■ Information shown ■
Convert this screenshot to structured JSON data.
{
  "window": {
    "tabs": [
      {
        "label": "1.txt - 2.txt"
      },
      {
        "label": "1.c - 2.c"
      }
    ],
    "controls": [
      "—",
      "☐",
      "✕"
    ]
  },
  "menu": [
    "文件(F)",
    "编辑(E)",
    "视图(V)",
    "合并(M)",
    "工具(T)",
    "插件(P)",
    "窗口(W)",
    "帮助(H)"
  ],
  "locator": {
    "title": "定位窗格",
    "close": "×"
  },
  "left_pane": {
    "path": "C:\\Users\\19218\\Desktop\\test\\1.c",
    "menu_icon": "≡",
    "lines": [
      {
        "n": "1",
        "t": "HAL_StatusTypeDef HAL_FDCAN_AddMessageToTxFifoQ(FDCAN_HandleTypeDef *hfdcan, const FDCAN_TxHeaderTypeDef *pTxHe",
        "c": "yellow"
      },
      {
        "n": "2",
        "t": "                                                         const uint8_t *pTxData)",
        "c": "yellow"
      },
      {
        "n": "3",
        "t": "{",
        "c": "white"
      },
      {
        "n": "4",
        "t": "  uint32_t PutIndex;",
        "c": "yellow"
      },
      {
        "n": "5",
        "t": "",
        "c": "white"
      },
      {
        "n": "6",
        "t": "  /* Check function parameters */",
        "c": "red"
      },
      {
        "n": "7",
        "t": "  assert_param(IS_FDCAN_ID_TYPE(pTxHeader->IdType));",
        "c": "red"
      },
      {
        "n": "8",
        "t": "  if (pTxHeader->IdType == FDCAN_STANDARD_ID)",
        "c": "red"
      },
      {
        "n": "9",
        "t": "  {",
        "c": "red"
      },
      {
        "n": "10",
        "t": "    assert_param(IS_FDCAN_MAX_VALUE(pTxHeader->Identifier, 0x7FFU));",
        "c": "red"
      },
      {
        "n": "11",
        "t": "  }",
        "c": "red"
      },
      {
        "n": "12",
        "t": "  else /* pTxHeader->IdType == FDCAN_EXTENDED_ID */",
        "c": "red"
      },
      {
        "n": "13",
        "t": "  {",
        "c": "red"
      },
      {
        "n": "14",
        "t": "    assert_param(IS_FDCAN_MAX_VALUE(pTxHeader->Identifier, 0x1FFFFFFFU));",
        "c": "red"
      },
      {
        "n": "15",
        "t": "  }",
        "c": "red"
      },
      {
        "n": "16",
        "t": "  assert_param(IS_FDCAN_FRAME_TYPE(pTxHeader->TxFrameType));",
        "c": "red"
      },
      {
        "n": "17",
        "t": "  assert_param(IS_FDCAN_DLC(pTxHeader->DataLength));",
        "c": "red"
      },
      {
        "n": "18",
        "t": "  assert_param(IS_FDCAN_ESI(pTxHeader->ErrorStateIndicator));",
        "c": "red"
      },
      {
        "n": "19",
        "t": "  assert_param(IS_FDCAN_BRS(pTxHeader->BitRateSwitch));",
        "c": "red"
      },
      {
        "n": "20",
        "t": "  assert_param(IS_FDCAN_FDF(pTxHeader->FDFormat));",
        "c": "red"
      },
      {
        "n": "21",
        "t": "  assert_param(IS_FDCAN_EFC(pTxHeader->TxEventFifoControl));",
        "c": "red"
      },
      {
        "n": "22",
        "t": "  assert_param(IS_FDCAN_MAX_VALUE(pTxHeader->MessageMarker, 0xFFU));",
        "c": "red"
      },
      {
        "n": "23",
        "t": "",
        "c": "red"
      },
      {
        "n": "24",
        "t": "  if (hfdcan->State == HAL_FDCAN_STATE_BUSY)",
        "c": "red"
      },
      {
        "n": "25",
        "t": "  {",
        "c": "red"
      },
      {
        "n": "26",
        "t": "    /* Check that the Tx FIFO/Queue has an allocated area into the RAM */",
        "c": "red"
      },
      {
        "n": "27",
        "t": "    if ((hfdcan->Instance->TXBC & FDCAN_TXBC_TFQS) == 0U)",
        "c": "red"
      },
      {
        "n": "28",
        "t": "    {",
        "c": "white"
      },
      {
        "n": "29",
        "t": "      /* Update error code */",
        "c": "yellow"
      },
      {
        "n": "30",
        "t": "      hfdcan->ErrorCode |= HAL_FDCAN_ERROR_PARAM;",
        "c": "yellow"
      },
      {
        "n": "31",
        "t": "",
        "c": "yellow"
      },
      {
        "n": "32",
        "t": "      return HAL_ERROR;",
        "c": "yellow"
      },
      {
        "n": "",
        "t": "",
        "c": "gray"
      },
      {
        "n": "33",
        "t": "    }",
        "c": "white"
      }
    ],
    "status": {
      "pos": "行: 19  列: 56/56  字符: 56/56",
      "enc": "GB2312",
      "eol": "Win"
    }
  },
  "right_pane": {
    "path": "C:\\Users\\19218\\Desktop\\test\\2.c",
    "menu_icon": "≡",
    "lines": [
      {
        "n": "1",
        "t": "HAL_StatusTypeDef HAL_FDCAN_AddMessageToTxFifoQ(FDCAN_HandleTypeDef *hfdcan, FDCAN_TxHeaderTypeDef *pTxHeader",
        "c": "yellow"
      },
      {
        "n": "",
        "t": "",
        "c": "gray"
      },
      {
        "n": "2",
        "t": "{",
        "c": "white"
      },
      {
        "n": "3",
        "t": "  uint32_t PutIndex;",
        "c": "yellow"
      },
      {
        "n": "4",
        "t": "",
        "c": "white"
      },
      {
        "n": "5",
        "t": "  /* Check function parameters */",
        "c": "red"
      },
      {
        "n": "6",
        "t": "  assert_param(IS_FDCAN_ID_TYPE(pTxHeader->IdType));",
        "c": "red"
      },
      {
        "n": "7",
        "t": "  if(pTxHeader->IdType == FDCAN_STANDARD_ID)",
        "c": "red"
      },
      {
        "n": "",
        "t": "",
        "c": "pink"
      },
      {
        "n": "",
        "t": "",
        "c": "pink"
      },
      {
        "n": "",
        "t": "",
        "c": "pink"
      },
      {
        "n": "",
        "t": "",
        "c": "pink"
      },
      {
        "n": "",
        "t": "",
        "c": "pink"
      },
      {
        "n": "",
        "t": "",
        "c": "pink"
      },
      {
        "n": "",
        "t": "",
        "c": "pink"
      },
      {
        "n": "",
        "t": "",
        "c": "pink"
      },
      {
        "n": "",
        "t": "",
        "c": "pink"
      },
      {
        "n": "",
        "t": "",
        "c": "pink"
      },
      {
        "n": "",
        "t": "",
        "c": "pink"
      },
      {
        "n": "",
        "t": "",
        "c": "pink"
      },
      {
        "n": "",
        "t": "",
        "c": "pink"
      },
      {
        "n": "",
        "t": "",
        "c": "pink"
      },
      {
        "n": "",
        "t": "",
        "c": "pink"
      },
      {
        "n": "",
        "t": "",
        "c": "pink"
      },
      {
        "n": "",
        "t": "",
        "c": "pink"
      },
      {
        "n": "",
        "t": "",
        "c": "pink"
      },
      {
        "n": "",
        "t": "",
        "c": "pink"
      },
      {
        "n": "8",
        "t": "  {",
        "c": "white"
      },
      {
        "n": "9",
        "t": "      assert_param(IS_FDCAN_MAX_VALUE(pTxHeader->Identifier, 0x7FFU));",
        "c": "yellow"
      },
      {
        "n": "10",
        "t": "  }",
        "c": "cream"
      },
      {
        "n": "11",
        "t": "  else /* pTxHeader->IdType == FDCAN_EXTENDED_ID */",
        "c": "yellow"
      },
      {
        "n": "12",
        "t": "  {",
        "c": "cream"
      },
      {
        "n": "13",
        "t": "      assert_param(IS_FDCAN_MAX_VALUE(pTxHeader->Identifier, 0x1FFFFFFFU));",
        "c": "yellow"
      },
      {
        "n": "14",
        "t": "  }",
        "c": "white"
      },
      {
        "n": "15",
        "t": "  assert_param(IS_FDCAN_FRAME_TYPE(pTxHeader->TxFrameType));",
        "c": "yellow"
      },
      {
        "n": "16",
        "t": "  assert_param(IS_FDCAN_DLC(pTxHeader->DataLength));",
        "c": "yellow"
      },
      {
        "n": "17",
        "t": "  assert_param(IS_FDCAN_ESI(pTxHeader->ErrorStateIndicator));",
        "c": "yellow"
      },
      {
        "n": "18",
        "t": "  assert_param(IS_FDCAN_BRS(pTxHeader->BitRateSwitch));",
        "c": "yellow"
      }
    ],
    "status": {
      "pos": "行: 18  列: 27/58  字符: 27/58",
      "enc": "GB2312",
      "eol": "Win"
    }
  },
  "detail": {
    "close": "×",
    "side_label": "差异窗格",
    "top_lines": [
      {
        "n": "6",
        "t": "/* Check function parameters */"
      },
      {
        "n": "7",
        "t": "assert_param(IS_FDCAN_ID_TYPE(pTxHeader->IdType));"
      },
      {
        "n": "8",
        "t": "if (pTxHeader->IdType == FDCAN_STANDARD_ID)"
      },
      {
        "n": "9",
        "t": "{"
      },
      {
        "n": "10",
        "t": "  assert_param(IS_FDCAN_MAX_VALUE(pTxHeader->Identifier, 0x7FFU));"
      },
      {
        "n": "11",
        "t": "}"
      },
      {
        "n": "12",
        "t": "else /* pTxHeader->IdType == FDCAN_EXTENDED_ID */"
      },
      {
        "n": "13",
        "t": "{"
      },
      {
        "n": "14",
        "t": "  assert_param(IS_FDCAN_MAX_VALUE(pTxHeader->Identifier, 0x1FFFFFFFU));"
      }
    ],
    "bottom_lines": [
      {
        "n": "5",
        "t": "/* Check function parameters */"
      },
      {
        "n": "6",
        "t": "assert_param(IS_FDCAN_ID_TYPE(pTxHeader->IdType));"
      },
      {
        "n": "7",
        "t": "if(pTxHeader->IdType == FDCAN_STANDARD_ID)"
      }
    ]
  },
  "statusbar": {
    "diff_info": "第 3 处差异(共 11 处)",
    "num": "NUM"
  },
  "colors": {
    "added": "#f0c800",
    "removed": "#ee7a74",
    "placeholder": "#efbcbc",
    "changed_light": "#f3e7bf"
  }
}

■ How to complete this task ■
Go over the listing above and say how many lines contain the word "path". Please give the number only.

■ Response to this task ■
2